Look through the records below, and copy out every line that holds the string "Bống".

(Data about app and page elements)
----

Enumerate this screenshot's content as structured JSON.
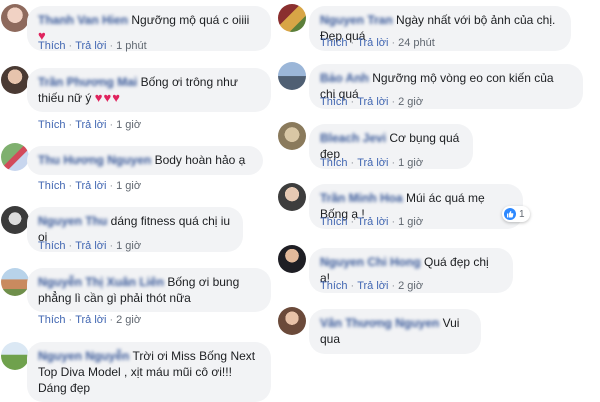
{
  "ui": {
    "like_label": "Thích",
    "reply_label": "Trả lời",
    "sep": "·"
  },
  "left": [
    {
      "author": "Thanh Van Hien",
      "text": "Ngưỡng mộ quá c oiiii",
      "emoji": "♥",
      "time": "1 phút"
    },
    {
      "author": "Trần Phương Mai",
      "text": "Bống ơi trông như thiếu nữ ý",
      "emoji": "♥♥♥",
      "time": "1 giờ"
    },
    {
      "author": "Thu Hương Nguyen",
      "text": "Body hoàn hảo ạ",
      "time": "1 giờ"
    },
    {
      "author": "Nguyen Thu",
      "text": "dáng fitness quá chị iu oi",
      "time": "1 giờ"
    },
    {
      "author": "Nguyễn Thị Xuân Liên",
      "text": "Bống ơi bung phẳng lì cần gì phải thót nữa",
      "time": "2 giờ"
    },
    {
      "author": "Nguyen Nguyễn",
      "text": "Trời ơi Miss Bống Next Top Diva Model , xịt máu mũi cô ơi!!! Dáng đẹp"
    }
  ],
  "right": [
    {
      "author": "Nguyen Tran",
      "text": "Ngày nhất với bộ ảnh của chị. Đẹp quá",
      "time": "24 phút"
    },
    {
      "author": "Bảo Anh",
      "text": "Ngưỡng mộ vòng eo con kiến của chị quá",
      "time": "2 giờ"
    },
    {
      "author": "Bleach Jevi",
      "text": "Cơ bụng quá đẹp",
      "time": "1 giờ"
    },
    {
      "author": "Trần Minh Hoa",
      "text": "Múi ác quá mẹ Bống ạ !",
      "time": "1 giờ",
      "reaction_count": "1"
    },
    {
      "author": "Nguyen Chi Hong",
      "text": "Quá đẹp chị ạ!",
      "time": "2 giờ"
    },
    {
      "author": "Vân Thương Nguyen",
      "text": "Vui qua"
    }
  ],
  "colors": {
    "link": "#4267b2",
    "author": "#385898",
    "bubble": "#f2f3f5",
    "heart": "#e0245e",
    "like": "#2d88ff"
  }
}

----

EXPECTED ANSWER
      "text": "Bống ơi trông như thiếu nữ ý",
      "text": "Bống ơi bung phẳng lì cần gì phải thót nữa",
      "text": "Trời ơi Miss Bống Next Top Diva Model , xịt máu mũi cô ơi!!! Dáng đẹp"
      "text": "Múi ác quá mẹ Bống ạ !",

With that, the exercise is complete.